## What you will do:
A word-for-word copy of every entry below is required; the images do not belong in it.

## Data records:
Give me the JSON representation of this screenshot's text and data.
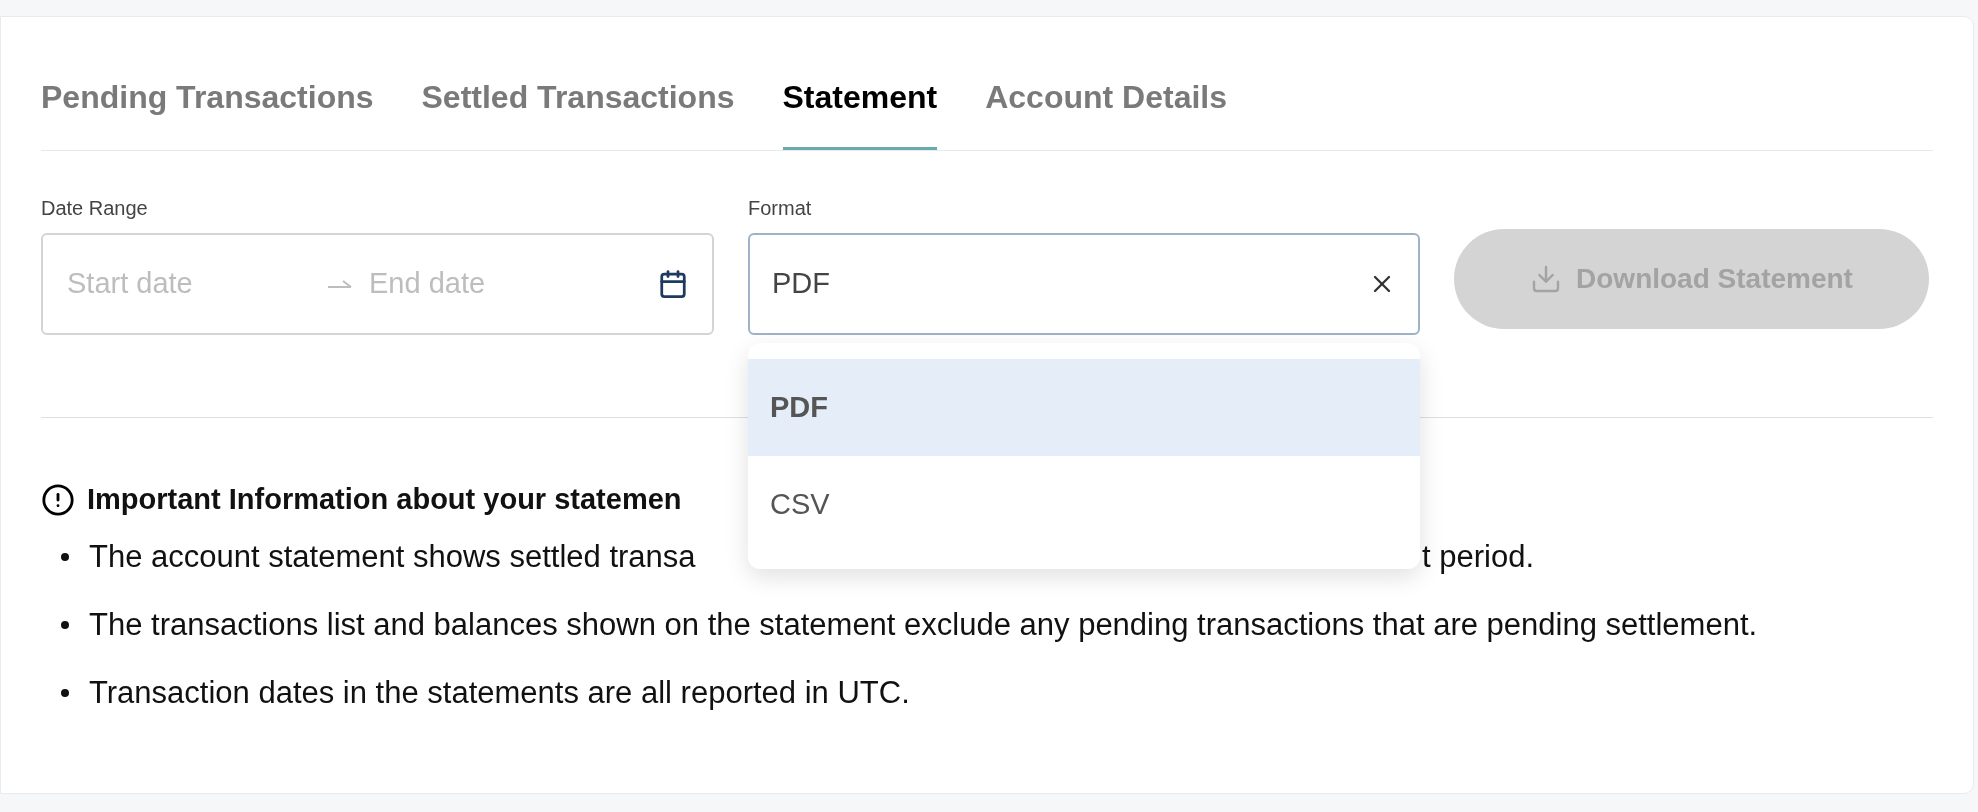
{
  "tabs": [
    {
      "label": "Pending Transactions",
      "selected": false
    },
    {
      "label": "Settled Transactions",
      "selected": false
    },
    {
      "label": "Statement",
      "selected": true
    },
    {
      "label": "Account Details",
      "selected": false
    }
  ],
  "date_range": {
    "label": "Date Range",
    "start_placeholder": "Start date",
    "end_placeholder": "End date"
  },
  "format": {
    "label": "Format",
    "value": "PDF",
    "expanded": true,
    "options": [
      {
        "label": "PDF",
        "selected": true
      },
      {
        "label": "CSV",
        "selected": false
      }
    ]
  },
  "download_button": {
    "label": "Download Statement",
    "disabled": true
  },
  "info": {
    "title": "Important Information about your statemen",
    "items": [
      [
        "The account statement shows settled transa",
        "t period."
      ],
      [
        "The transactions list and balances shown on the statement exclude any pending transactions that are pending settlement."
      ],
      [
        "Transaction dates in the statements are all reported in UTC."
      ]
    ]
  }
}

## Reply:
Give me the JSON representation of this screenshot's text and data.
{
  "tabs": [
    {
      "label": "Pending Transactions",
      "selected": false
    },
    {
      "label": "Settled Transactions",
      "selected": false
    },
    {
      "label": "Statement",
      "selected": true
    },
    {
      "label": "Account Details",
      "selected": false
    }
  ],
  "date_range": {
    "label": "Date Range",
    "start_placeholder": "Start date",
    "end_placeholder": "End date"
  },
  "format": {
    "label": "Format",
    "value": "PDF",
    "expanded": true,
    "options": [
      {
        "label": "PDF",
        "selected": true
      },
      {
        "label": "CSV",
        "selected": false
      }
    ]
  },
  "download_button": {
    "label": "Download Statement",
    "disabled": true
  },
  "info": {
    "title": "Important Information about your statemen",
    "items": [
      [
        "The account statement shows settled transa",
        "t period."
      ],
      [
        "The transactions list and balances shown on the statement exclude any pending transactions that are pending settlement."
      ],
      [
        "Transaction dates in the statements are all reported in UTC."
      ]
    ]
  }
}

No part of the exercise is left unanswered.